Repurposing around 25% of the current gas transmission pipelines, Project Union will build on the government’s 10-point plan to invest more than £1 billion to unlock the potential of hydrogen and support the establishment of carbon capture, utilisation and storage (CCUS) in four industrial clusters.
It’s anticipated that the backbone could carry at least a quarter of the gas demand in Great Britain today, ensuring reliable, affordable and decarbonised energy for homes and businesses.
The project is exploring a hydrogen backbone connecting the Grangemouth, Teesside and Humberside clusters, as well as linking up with Southampton, the North West and South Wales clusters. As the clusters develop, we’ll be ready to join them up.
Using net zero development funding, we are financing a portfolio of net zero projects. One of these is the feasibility phase of Project Union, which will include: identifying pipeline routes; assessing the readiness of existing gas assets; and, determining a transition plan for assets in a way that supports the country’s net zero ambition.

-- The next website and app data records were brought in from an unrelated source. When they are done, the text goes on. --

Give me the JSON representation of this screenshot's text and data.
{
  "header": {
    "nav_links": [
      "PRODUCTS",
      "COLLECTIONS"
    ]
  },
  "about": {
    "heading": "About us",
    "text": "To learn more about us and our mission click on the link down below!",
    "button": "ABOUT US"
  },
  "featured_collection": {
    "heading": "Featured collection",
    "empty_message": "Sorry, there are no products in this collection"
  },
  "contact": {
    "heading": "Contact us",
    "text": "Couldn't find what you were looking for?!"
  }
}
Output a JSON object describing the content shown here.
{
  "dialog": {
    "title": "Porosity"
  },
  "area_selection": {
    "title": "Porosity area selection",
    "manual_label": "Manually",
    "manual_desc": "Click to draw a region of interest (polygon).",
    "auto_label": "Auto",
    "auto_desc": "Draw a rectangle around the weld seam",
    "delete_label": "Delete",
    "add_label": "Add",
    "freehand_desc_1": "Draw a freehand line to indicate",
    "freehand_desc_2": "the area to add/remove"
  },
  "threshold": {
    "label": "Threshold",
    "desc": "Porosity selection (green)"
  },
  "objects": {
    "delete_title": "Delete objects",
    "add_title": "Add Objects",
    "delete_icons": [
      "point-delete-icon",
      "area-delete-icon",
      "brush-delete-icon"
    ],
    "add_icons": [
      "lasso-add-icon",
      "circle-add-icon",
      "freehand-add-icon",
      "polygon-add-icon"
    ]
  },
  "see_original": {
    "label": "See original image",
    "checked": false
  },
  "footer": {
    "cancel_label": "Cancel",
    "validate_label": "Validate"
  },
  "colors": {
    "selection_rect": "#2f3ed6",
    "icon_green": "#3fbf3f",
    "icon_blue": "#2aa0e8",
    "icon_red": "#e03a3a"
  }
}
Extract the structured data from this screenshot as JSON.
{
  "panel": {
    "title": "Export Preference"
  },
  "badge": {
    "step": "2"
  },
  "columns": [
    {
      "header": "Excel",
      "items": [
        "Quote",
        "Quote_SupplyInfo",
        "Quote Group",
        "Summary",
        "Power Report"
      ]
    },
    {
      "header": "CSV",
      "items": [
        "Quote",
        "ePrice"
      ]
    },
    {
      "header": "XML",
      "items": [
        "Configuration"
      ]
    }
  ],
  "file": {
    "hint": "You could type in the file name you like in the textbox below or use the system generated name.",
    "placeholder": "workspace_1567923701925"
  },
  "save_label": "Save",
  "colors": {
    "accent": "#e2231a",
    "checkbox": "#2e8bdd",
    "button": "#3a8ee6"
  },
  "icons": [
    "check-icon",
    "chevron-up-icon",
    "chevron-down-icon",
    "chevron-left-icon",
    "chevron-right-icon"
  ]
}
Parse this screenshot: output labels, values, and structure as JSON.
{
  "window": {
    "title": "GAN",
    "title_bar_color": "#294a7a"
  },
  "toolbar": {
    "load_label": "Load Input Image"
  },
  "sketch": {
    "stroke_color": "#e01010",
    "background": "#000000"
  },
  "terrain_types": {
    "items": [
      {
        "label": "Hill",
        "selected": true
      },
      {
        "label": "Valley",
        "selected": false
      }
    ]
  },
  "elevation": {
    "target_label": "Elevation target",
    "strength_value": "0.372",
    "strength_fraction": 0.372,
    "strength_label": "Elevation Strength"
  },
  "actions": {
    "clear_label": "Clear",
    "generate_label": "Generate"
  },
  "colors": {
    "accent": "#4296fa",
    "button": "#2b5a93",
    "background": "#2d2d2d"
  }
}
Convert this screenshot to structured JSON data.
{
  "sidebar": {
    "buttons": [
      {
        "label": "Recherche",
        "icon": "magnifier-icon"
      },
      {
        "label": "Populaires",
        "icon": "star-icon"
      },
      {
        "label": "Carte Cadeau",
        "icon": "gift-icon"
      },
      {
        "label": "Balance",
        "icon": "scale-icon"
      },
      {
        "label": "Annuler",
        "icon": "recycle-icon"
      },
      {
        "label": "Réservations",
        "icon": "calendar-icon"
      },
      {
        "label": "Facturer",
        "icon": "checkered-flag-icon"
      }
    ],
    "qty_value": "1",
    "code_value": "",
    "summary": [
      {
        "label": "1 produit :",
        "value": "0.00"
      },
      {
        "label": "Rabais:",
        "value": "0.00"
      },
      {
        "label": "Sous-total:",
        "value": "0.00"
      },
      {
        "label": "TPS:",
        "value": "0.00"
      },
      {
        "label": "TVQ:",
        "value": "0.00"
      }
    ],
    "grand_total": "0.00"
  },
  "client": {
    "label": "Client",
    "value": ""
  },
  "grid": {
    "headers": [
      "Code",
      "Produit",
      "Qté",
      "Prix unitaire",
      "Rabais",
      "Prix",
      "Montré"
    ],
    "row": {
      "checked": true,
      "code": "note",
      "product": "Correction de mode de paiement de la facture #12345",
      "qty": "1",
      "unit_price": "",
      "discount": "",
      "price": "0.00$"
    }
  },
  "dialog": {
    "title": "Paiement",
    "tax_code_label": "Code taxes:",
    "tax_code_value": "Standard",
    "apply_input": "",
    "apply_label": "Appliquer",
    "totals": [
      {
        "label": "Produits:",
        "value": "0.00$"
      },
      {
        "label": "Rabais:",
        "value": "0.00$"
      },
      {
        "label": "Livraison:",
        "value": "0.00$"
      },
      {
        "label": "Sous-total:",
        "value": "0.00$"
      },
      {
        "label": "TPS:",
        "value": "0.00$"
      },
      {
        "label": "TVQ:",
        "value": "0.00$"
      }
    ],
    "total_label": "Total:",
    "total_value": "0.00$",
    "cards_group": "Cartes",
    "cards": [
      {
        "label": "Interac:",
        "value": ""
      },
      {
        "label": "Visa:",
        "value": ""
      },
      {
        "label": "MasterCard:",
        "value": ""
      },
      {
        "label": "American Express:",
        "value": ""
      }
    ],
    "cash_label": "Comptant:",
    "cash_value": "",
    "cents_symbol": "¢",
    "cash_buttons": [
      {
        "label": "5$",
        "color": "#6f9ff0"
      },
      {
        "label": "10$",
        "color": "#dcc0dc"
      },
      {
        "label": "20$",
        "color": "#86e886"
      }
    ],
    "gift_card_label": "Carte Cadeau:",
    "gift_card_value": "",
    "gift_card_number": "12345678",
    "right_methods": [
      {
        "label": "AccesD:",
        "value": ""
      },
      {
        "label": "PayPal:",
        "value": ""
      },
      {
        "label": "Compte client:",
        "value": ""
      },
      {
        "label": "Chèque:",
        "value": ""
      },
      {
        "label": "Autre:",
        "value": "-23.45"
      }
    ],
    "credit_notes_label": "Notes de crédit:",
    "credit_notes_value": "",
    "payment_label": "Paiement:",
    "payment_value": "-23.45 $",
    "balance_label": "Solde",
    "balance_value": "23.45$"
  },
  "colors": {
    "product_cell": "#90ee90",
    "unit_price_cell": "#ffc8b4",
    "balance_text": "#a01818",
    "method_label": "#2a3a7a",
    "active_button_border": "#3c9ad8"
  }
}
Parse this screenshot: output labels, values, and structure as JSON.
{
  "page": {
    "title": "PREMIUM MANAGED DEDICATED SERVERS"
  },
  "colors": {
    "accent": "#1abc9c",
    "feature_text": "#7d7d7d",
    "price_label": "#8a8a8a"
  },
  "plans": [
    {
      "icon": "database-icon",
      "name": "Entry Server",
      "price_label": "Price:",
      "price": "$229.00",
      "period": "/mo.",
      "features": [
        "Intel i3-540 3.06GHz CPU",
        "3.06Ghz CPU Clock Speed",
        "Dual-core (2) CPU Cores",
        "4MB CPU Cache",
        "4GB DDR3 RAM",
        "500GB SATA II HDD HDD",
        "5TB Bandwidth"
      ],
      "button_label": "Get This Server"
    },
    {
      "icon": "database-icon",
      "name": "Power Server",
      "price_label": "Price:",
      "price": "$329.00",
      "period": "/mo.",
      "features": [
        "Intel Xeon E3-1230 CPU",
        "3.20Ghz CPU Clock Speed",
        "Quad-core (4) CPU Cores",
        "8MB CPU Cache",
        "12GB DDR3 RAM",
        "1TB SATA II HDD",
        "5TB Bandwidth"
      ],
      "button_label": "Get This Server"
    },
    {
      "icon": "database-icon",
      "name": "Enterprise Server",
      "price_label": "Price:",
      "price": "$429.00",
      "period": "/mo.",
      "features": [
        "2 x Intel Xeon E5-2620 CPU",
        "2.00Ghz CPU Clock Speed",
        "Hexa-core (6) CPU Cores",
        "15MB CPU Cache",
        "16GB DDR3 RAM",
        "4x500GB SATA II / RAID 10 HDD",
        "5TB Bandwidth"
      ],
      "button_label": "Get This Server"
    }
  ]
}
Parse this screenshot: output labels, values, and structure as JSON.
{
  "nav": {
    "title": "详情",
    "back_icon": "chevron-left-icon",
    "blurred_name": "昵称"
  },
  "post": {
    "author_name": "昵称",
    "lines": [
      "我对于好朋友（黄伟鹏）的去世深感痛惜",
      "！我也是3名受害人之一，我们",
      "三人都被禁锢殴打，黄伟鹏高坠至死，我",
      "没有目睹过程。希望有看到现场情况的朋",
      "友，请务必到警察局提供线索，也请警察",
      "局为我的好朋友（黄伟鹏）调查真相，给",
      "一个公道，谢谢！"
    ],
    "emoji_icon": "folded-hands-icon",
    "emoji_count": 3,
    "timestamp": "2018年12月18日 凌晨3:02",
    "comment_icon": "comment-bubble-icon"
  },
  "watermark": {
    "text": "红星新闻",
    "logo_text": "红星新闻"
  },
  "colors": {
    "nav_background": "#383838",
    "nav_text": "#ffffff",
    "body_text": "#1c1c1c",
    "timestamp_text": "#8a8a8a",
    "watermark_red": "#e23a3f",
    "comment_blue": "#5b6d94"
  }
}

The research will explore how we can start to convert pipelines in a phased approach by the end of the decade, aligning with government ambitions of producing five gigawatts of low-carbon hydrogen by 2030.
Project Union will also look at how to connect the backbone to the existing interconnectors coming into Bacton gas terminal in Norfolk, so allowing the UK to link with the EU hydrogen backbone that is also being developed – this could open up future import and export of hydrogen with European neighbours.
Since I began writing about energy storage in 2013, falling costs have prompted a surge in batteries being installed around the world. Just as silos store excess grain on farms for when it’s needed during lean periods, grid batteries store additional energy so that it can be used to keep the lights on when supply fails to match demand.
Historically, fossil fuels have provided that buffer in the energy system. Coal, oil and gas can be burned whenever needed to keep people driving, heating homes and turning on appliances. But tackling climate change will mean shifting to renewable energy generation – which can be patchy when the sun isn’t shining and the wind isn’t blowing – and swapping gas boilers and combustion engines for alternatives powered by clean electricity.
A new international review of bulk electricity storage technologies highlights the potential of thermo-mechanical energy storage.
Thermo-mechanical energy storage (TMES) technologies can offer a reliable, low-cost solution as grid-scale electricity storage, according to a comprehensive review led by researchers at Imperial College London.
The research, published in Progress in Energy, examines recent progress in the advancement of a range of TMES technologies, including compressed-air energy storage, liquid-air energy storage and pumped-thermal electricity storage.
Using a combined approach comprising validated thermodynamic models and estimates from multiple costing approaches, the researchers compared the technical and economic characteristics of these technologies and assessed their competitiveness against other bulk energy storage options such as flow batteries and pumped-hydro energy storage.
“This is the first time a detailed techno-economic analysis of the main thermo-mechanical energy storage options has been performed for a large range of sizes under a unified modelling framework,” says Andreas Olympios from the Department of Chemical Engineering.
The need for storage
Variable renewable energy sources such as wind and solar now account for just over a quarter of global electricity generation, a share that is growing steadily, creating new challenges for electricity grids.